[Web page and app entries]
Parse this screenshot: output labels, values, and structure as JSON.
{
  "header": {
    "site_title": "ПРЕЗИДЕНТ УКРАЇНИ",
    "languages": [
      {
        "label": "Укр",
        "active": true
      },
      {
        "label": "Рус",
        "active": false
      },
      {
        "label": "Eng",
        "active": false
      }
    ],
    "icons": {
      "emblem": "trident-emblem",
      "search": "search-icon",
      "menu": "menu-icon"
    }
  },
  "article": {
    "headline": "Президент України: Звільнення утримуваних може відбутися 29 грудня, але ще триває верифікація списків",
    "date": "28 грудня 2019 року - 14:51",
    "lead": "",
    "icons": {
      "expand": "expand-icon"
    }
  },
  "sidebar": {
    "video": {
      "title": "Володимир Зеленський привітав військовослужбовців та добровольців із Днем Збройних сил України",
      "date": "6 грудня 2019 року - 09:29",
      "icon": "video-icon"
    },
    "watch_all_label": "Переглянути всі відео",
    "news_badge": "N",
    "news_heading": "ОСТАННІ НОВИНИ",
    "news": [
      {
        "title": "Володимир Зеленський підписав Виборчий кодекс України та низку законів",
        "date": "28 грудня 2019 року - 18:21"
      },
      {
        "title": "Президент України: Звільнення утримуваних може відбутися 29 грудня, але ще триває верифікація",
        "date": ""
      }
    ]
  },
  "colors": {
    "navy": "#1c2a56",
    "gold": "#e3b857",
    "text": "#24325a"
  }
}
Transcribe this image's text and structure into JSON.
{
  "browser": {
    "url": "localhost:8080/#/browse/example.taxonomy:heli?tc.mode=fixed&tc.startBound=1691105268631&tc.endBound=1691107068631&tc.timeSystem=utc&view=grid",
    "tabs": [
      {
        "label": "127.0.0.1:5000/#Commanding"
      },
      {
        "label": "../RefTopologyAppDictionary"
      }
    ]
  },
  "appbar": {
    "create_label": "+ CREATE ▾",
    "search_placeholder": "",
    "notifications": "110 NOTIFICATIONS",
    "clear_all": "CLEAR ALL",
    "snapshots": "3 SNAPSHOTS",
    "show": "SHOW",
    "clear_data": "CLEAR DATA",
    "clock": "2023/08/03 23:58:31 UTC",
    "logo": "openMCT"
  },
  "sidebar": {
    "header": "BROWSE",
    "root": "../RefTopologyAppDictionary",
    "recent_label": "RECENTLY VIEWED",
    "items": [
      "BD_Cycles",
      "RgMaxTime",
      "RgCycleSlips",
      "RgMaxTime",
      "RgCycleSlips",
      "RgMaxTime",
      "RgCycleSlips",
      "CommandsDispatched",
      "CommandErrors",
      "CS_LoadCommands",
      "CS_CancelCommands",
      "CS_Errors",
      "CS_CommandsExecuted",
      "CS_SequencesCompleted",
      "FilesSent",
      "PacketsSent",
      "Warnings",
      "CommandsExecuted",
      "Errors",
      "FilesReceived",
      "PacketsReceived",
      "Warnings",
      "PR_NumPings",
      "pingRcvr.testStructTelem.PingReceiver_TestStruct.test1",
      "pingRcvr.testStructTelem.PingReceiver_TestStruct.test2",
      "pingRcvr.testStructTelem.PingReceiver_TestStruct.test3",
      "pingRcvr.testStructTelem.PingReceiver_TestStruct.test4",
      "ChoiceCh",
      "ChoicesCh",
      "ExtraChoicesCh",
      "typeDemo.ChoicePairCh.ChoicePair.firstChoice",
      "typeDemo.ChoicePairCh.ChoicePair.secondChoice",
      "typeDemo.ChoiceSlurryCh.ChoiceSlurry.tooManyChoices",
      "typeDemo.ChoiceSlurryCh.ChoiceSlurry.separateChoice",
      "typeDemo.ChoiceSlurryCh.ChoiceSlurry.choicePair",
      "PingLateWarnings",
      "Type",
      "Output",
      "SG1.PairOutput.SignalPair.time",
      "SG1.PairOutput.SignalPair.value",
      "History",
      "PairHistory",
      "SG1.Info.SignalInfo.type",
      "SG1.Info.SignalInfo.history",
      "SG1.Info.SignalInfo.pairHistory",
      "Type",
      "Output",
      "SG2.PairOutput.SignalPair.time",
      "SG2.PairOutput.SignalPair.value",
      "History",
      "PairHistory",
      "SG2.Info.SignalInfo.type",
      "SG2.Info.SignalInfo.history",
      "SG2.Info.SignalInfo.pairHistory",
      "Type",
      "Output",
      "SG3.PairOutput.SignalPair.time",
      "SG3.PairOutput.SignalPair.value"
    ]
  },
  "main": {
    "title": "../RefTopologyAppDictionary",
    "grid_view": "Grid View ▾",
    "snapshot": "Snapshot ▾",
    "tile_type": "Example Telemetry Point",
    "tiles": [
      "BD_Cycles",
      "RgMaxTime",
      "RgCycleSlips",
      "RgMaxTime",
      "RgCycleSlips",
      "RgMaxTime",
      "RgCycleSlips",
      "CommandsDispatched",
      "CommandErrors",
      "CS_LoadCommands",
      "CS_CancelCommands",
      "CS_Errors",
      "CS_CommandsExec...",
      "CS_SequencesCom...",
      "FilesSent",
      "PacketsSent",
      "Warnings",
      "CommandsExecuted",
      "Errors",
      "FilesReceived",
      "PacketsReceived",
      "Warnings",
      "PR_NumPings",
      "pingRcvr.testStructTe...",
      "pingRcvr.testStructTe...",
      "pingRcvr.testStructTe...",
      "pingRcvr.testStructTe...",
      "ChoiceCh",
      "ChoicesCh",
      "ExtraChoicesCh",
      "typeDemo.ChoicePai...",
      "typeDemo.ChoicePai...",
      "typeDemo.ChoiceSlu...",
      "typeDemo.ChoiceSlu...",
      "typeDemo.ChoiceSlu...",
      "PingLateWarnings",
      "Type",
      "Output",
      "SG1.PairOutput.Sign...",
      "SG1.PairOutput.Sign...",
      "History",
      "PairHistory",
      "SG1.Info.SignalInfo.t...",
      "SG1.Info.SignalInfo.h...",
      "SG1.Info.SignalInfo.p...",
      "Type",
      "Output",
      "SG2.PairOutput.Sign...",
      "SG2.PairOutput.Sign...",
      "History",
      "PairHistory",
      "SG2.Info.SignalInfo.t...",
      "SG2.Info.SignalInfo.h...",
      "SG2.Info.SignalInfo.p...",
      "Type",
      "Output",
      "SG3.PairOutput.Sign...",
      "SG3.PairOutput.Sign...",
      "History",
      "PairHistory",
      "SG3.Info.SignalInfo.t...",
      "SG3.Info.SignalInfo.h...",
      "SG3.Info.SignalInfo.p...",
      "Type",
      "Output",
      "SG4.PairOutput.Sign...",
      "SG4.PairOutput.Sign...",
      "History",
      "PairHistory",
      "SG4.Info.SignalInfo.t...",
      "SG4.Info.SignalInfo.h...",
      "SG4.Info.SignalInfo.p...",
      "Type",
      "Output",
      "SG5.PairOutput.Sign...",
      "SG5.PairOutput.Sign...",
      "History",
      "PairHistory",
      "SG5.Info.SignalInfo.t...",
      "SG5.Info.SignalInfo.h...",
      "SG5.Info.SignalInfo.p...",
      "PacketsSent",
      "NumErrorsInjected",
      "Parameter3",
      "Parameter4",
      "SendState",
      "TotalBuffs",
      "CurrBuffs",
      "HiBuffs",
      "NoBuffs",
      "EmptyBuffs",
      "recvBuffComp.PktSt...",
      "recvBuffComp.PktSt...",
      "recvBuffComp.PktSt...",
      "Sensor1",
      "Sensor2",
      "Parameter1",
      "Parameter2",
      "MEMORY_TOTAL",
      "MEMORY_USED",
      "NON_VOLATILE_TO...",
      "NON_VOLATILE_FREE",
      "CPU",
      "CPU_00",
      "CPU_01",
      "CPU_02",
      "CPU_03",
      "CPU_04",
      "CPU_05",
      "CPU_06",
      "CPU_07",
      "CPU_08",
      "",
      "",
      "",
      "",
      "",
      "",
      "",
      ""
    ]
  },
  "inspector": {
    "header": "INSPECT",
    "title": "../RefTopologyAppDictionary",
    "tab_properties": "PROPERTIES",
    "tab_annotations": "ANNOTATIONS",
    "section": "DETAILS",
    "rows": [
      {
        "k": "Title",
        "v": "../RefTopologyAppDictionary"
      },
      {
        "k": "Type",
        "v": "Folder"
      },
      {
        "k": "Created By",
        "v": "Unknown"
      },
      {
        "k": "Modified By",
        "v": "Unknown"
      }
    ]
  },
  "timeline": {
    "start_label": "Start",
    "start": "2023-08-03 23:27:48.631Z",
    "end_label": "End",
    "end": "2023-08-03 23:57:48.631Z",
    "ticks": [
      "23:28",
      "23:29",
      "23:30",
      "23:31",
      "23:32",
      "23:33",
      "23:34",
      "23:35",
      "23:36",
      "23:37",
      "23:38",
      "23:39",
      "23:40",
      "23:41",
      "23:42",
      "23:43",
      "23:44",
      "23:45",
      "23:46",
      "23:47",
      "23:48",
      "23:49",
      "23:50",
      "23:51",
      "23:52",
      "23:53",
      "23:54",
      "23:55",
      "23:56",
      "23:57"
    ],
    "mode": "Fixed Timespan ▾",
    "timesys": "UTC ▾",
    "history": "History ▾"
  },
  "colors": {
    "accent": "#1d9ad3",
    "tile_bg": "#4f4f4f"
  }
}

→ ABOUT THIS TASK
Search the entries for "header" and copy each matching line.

→ EXERCISE SOLUTION
  "header": {
    "header": "BROWSE",
    "header": "INSPECT",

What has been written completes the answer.